“We are using all of the tools at our disposal to improve performance across the south western rail network to provide a better railway for passengers – these new aerial surveys are a great example of this.
“Using this technique, as part of our Railway Upgrade Plan, we can identify and fix potential issues before they affect train services, complete thorough inspections of our infrastructure in a short space of time and improve safety for our people.”
The helicopter is equipped with a full high-definition camera system that provides a gyro-stabilised image with embedded location data in the digital video.
A ‘fault spotter’ on the flight reviews the live footage and can feed information back to maintenance teams on the ground, who can respond within minutes to inspect and repair the infrastructure.
Jacqui Dey, operations and safety director for South Western Railway, said:
“We welcome this new initiative by Network Rail. Anything that can prevent disruption to our network can only be of benefit to our customers.”
Following a surveying flight this Monday, two faulty hook switches, which are used to isolate power to the conductor rail, were inspected as part of an overnight railway possession last night (Wednesday), avoiding any impact on the operational railway.
The surveying will be carried out approximately every four weeks and will provide comprehensive reviews of the state of infrastructure across the route.
About Network Rail

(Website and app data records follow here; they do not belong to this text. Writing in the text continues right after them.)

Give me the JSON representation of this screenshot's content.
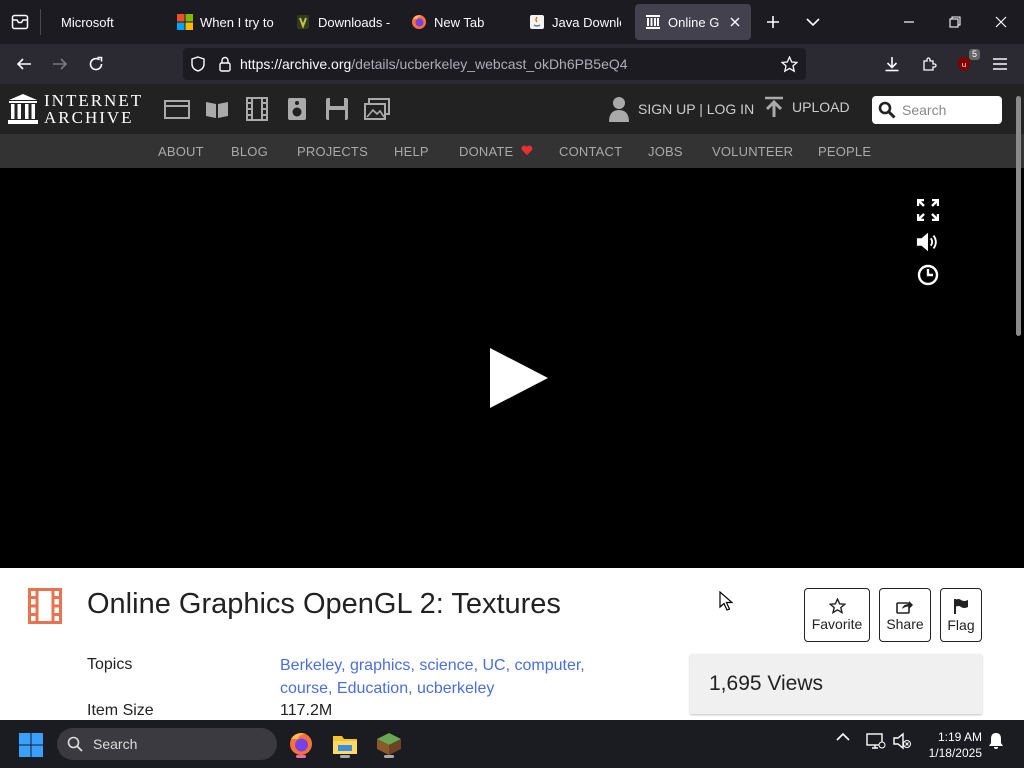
{
  "browser": {
    "tabs": [
      {
        "title": "Microsoft",
        "icon": "inbox-icon"
      },
      {
        "title": "When I try to a",
        "icon": "microsoft-logo-icon"
      },
      {
        "title": "Downloads - E",
        "icon": "minecraft-icon"
      },
      {
        "title": "New Tab",
        "icon": "firefox-icon"
      },
      {
        "title": "Java Downloa",
        "icon": "java-icon"
      },
      {
        "title": "Online Grap",
        "icon": "archive-icon",
        "active": true
      }
    ],
    "url_host": "https://archive.org",
    "url_path": "/details/ucberkeley_webcast_okDh6PB5eQ4",
    "ublock_badge": "5"
  },
  "ia": {
    "logo_line1": "INTERNET",
    "logo_line2": "ARCHIVE",
    "signup": "SIGN UP | LOG IN",
    "upload": "UPLOAD",
    "search_placeholder": "Search",
    "nav": [
      "ABOUT",
      "BLOG",
      "PROJECTS",
      "HELP",
      "DONATE",
      "CONTACT",
      "JOBS",
      "VOLUNTEER",
      "PEOPLE"
    ],
    "accent": "#e8312f"
  },
  "item": {
    "title": "Online Graphics OpenGL 2: Textures",
    "actions": {
      "favorite": "Favorite",
      "share": "Share",
      "flag": "Flag"
    },
    "topics_label": "Topics",
    "topics": [
      "Berkeley",
      "graphics",
      "science",
      "UC",
      "computer",
      "course",
      "Education",
      "ucberkeley"
    ],
    "size_label": "Item Size",
    "size_value": "117.2M",
    "views": "1,695 Views"
  },
  "taskbar": {
    "search": "Search",
    "time": "1:19 AM",
    "date": "1/18/2025"
  }
}
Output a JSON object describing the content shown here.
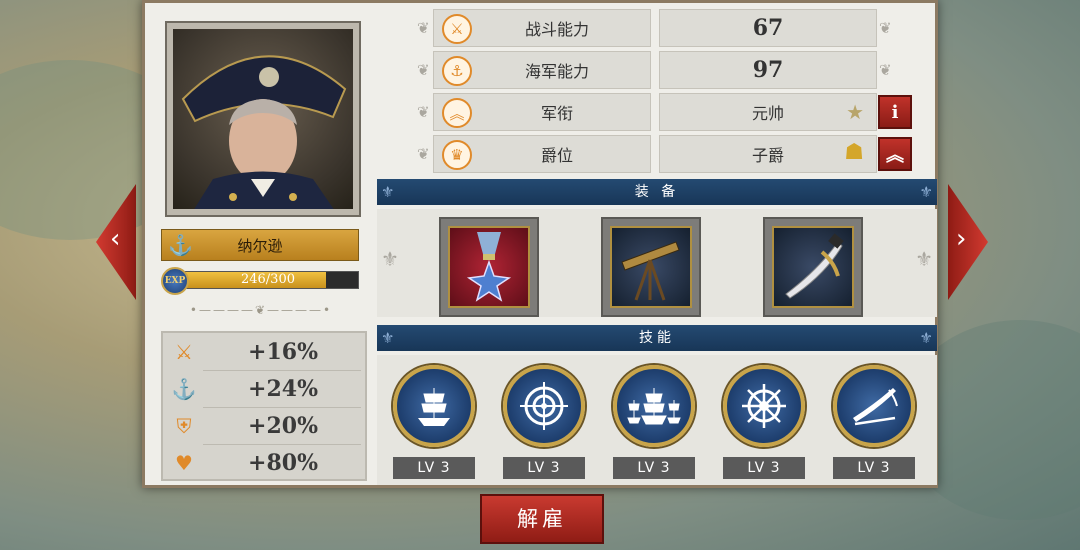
{
  "captain": {
    "name": "纳尔逊",
    "exp_label": "EXP",
    "exp_text": "246/300",
    "exp_fraction": 0.82
  },
  "stats": [
    {
      "label": "战斗能力",
      "value": "67",
      "icon": "crossed-swords-icon"
    },
    {
      "label": "海军能力",
      "value": "97",
      "icon": "anchor-icon"
    },
    {
      "label": "军衔",
      "value": "元帅",
      "icon": "rank-chevron-icon"
    },
    {
      "label": "爵位",
      "value": "子爵",
      "icon": "crown-icon"
    }
  ],
  "rank_info_glyph": "i",
  "bonuses": [
    {
      "value": "+16%",
      "icon": "crossed-swords-icon"
    },
    {
      "value": "+24%",
      "icon": "anchor-icon"
    },
    {
      "value": "+20%",
      "icon": "shield-icon"
    },
    {
      "value": "+80%",
      "icon": "heart-icon"
    }
  ],
  "equipment": {
    "title": "装 备",
    "items": [
      {
        "icon": "medal-icon"
      },
      {
        "icon": "telescope-icon"
      },
      {
        "icon": "saber-icon"
      }
    ]
  },
  "skills": {
    "title": "技能",
    "items": [
      {
        "icon": "ship-icon",
        "level": "LV 3"
      },
      {
        "icon": "target-icon",
        "level": "LV 3"
      },
      {
        "icon": "fleet-icon",
        "level": "LV 3"
      },
      {
        "icon": "ship-wheel-icon",
        "level": "LV 3"
      },
      {
        "icon": "swords-icon",
        "level": "LV 3"
      }
    ]
  },
  "dismiss_label": "解雇",
  "colors": {
    "accent_orange": "#e08a2a",
    "section_blue": "#1f4168",
    "button_red": "#b02a22",
    "gold": "#c8a44a"
  }
}
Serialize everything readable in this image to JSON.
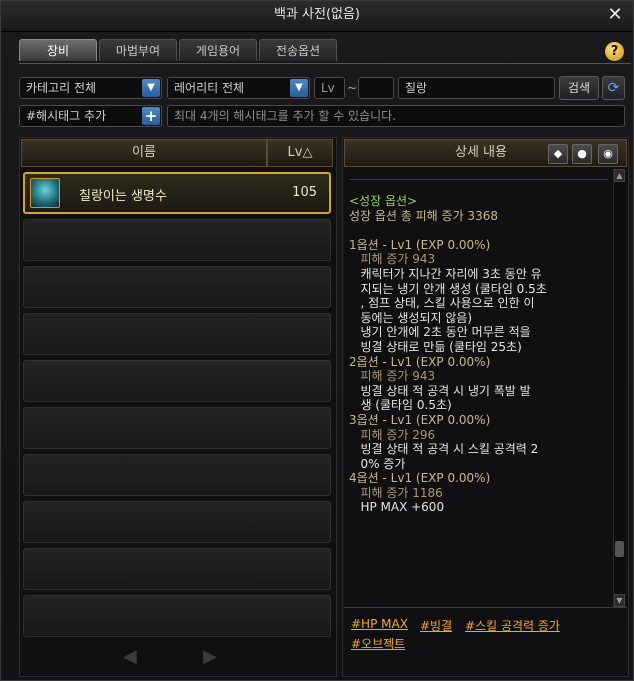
{
  "window": {
    "title": "백과 사전(없음)"
  },
  "tabs": [
    {
      "label": "장비",
      "active": true
    },
    {
      "label": "마법부여",
      "active": false
    },
    {
      "label": "게임용어",
      "active": false
    },
    {
      "label": "전송옵션",
      "active": false
    }
  ],
  "filters": {
    "category": "카테고리 전체",
    "rarity": "레어리티 전체",
    "lv_label": "Lv",
    "lv_sep": "~",
    "lv_from": "",
    "lv_to": "",
    "search_value": "칠랑",
    "search_button": "검색",
    "hashtag_button": "#해시태그 추가",
    "hashtag_placeholder": "최대 4개의 해시태그를 추가 할 수 있습니다."
  },
  "list": {
    "header_name": "이름",
    "header_lv": "Lv△",
    "items": [
      {
        "name": "칠랑이는 생명수",
        "level": "105",
        "selected": true,
        "icon": "potion-item-icon"
      }
    ],
    "empty_rows": 9,
    "prev": "◀",
    "next": "▶"
  },
  "detail": {
    "header": "상세 내용",
    "lines": [
      {
        "text": "<성장 옵션>",
        "style": "green"
      },
      {
        "text": "성장 옵션 총 피해 증가 3368",
        "style": "main"
      },
      {
        "text": "",
        "style": "main"
      },
      {
        "text": "1옵션 - Lv1 (EXP 0.00%)",
        "style": "main"
      },
      {
        "text": "   피해 증가 943",
        "style": "sub"
      },
      {
        "text": "   캐릭터가 지나간 자리에 3초 동안 유",
        "style": "white"
      },
      {
        "text": "   지되는 냉기 안개 생성 (쿨타임 0.5초",
        "style": "white"
      },
      {
        "text": "   , 점프 상태, 스킬 사용으로 인한 이",
        "style": "white"
      },
      {
        "text": "   동에는 생성되지 않음)",
        "style": "white"
      },
      {
        "text": "   냉기 안개에 2초 동안 머무른 적을",
        "style": "white"
      },
      {
        "text": "   빙결 상태로 만듦 (쿨타임 25초)",
        "style": "white"
      },
      {
        "text": "2옵션 - Lv1 (EXP 0.00%)",
        "style": "main"
      },
      {
        "text": "   피해 증가 943",
        "style": "sub"
      },
      {
        "text": "   빙결 상태 적 공격 시 냉기 폭발 발",
        "style": "white"
      },
      {
        "text": "   생 (쿨타임 0.5초)",
        "style": "white"
      },
      {
        "text": "3옵션 - Lv1 (EXP 0.00%)",
        "style": "main"
      },
      {
        "text": "   피해 증가 296",
        "style": "sub"
      },
      {
        "text": "   빙결 상태 적 공격 시 스킬 공격력 2",
        "style": "white"
      },
      {
        "text": "   0% 증가",
        "style": "white"
      },
      {
        "text": "4옵션 - Lv1 (EXP 0.00%)",
        "style": "main"
      },
      {
        "text": "   피해 증가 1186",
        "style": "sub"
      },
      {
        "text": "   HP MAX +600",
        "style": "white"
      }
    ],
    "hashtags": [
      "#HP MAX",
      "#빙결",
      "#스킬 공격력 증가",
      "#오브젝트"
    ]
  },
  "colors": {
    "accent_gold": "#d4a42a",
    "hashtag": "#f0a820",
    "button_blue": "#2b5c96"
  }
}
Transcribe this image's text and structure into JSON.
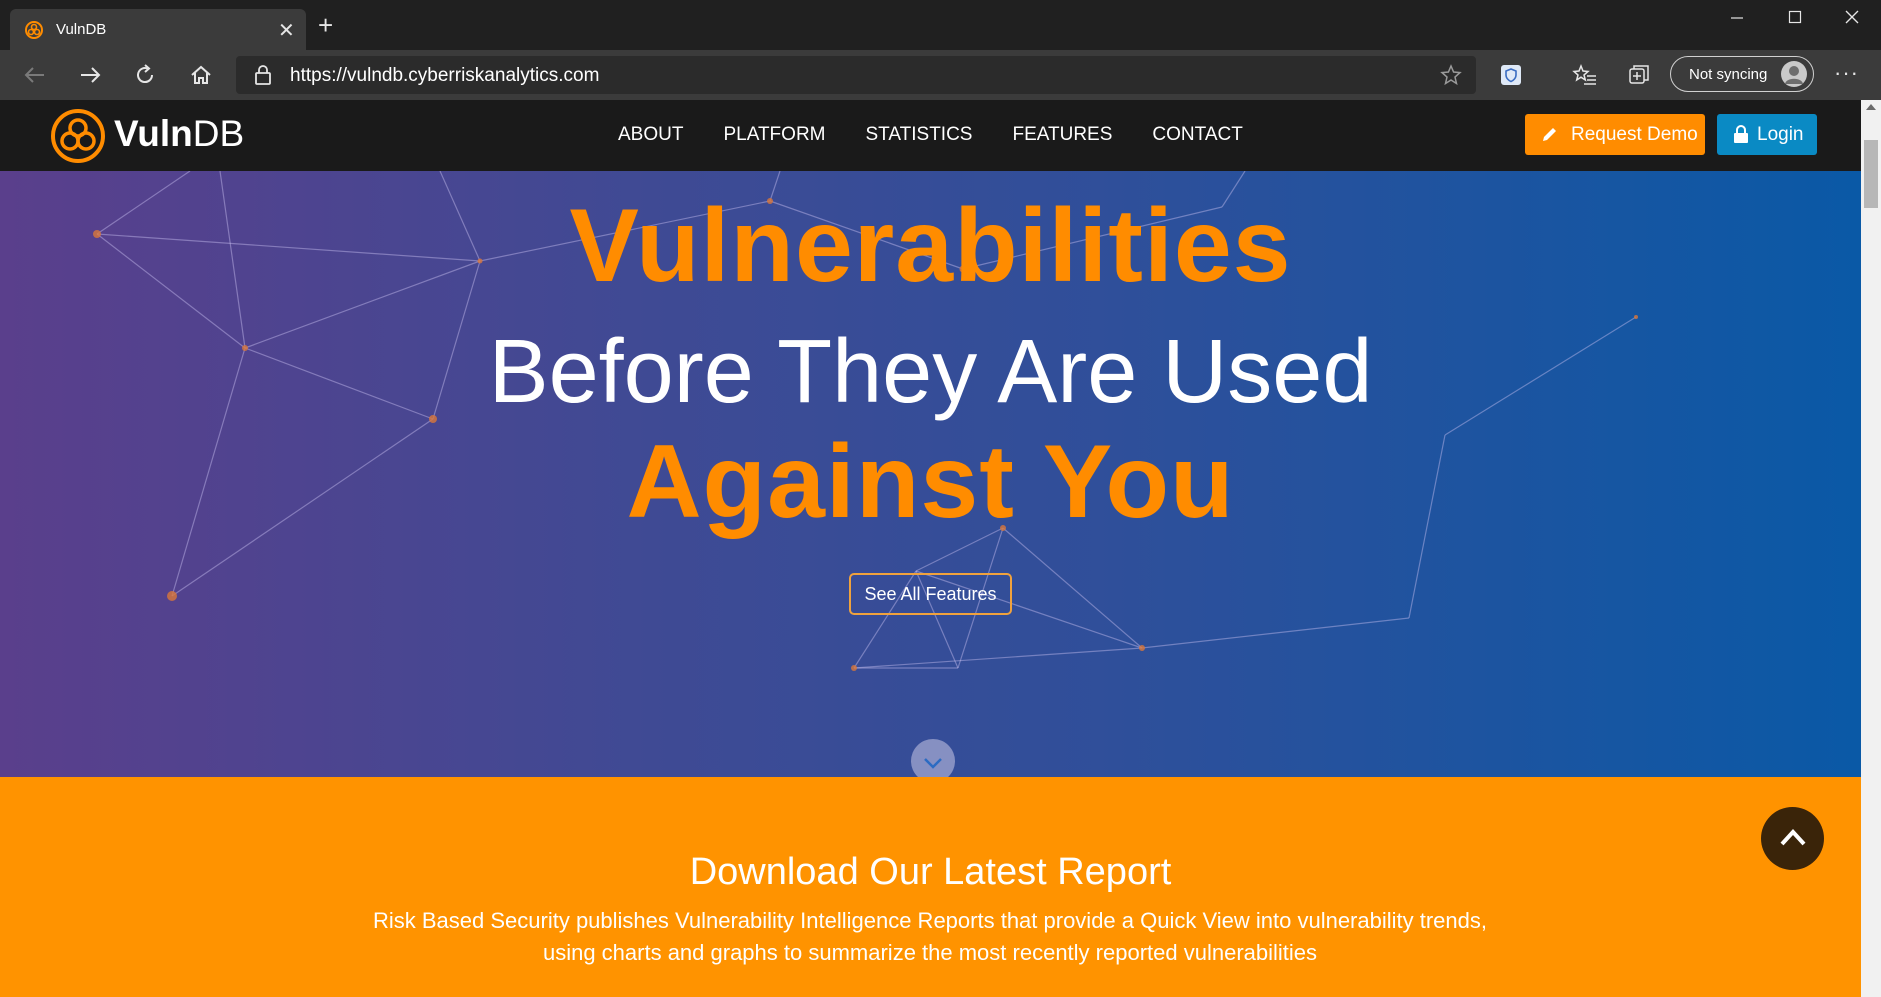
{
  "browser": {
    "tab_title": "VulnDB",
    "url": "https://vulndb.cyberriskanalytics.com",
    "sync_label": "Not syncing",
    "more_label": "···",
    "new_tab_label": "+",
    "close_tab_label": "✕"
  },
  "site": {
    "logo_text_bold": "Vuln",
    "logo_text_light": "DB",
    "nav": [
      "ABOUT",
      "PLATFORM",
      "STATISTICS",
      "FEATURES",
      "CONTACT"
    ],
    "request_demo_label": "Request Demo",
    "login_label": "Login"
  },
  "hero": {
    "line1": "Vulnerabilities",
    "line2": "Before They Are Used",
    "line3": "Against You",
    "cta_label": "See All Features"
  },
  "report": {
    "title": "Download Our Latest Report",
    "line1": "Risk Based Security publishes Vulnerability Intelligence Reports that provide a Quick View into vulnerability trends,",
    "line2": "using charts and graphs to summarize the most recently reported vulnerabilities"
  },
  "colors": {
    "accent_orange": "#ff8c00",
    "login_blue": "#0a8ac4",
    "nav_bg": "#1a1a1a"
  }
}
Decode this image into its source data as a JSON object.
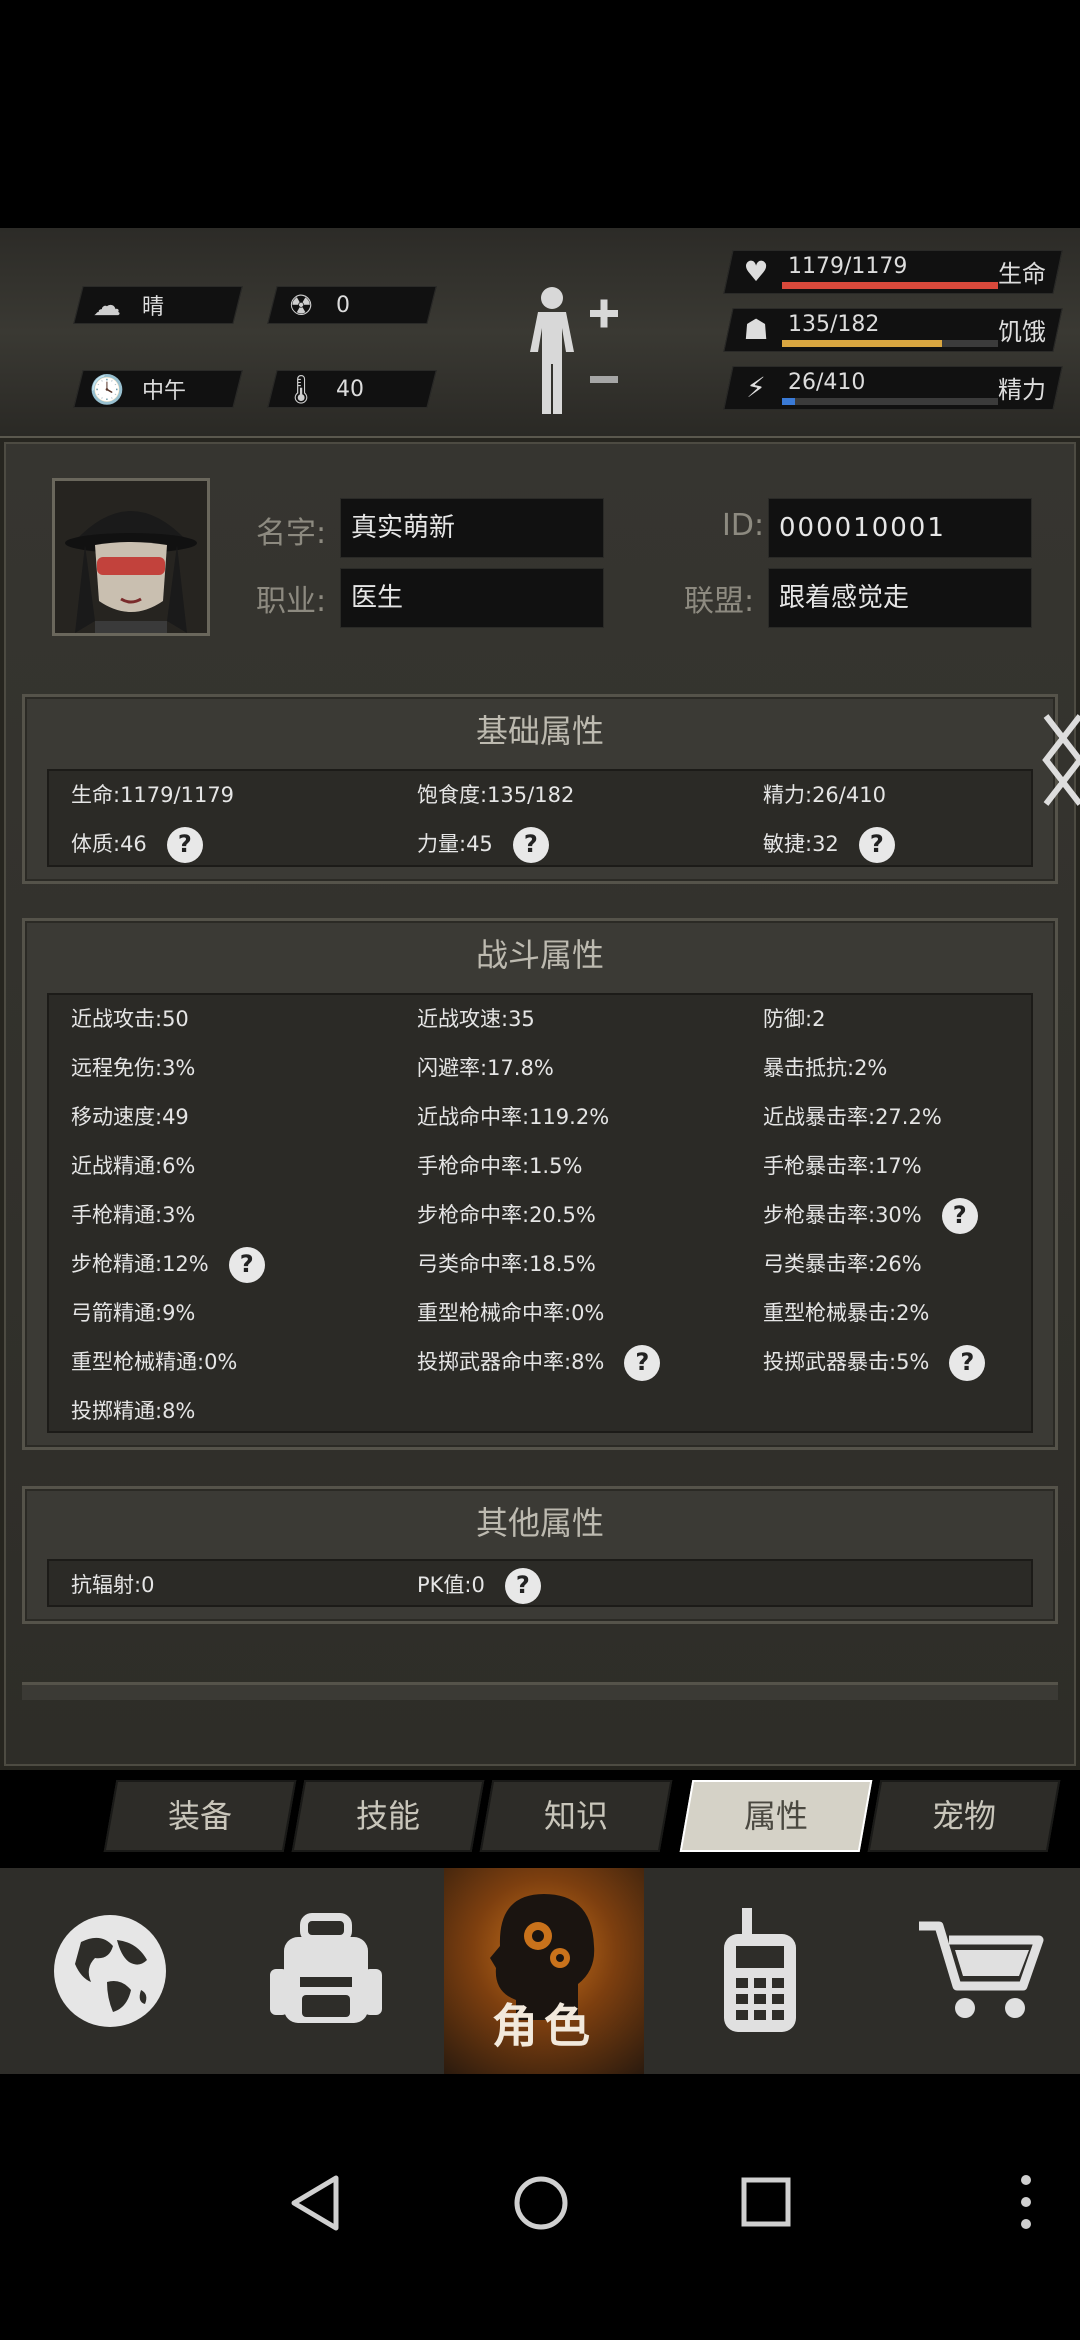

We own, operate and develop Britain's railway infrastructure; that's 20,000 miles of track, 30,000 bridges, tunnels and viaducts and the thousands of signals, level crossings and stations. We run 20 of the UK's largest stations while all the others, over 2,500, are run by the country's train operating companies.
Every day, there are more than 4.8 million journeys made in the UK and over 600 freight trains run on the network. People depend on Britain's railway for their daily commute, to visit friends and loved ones and to get them home safe every day. Our role is to deliver a safe and reliable railway, so we carefully manage and deliver thousands of projects every year that form part of the multi-billion pound Railway Upgrade Plan, to grow and expand the nation's railway network to respond to the tremendous growth and demand the railway has experienced - a doubling of passenger journeys over the past 20 years.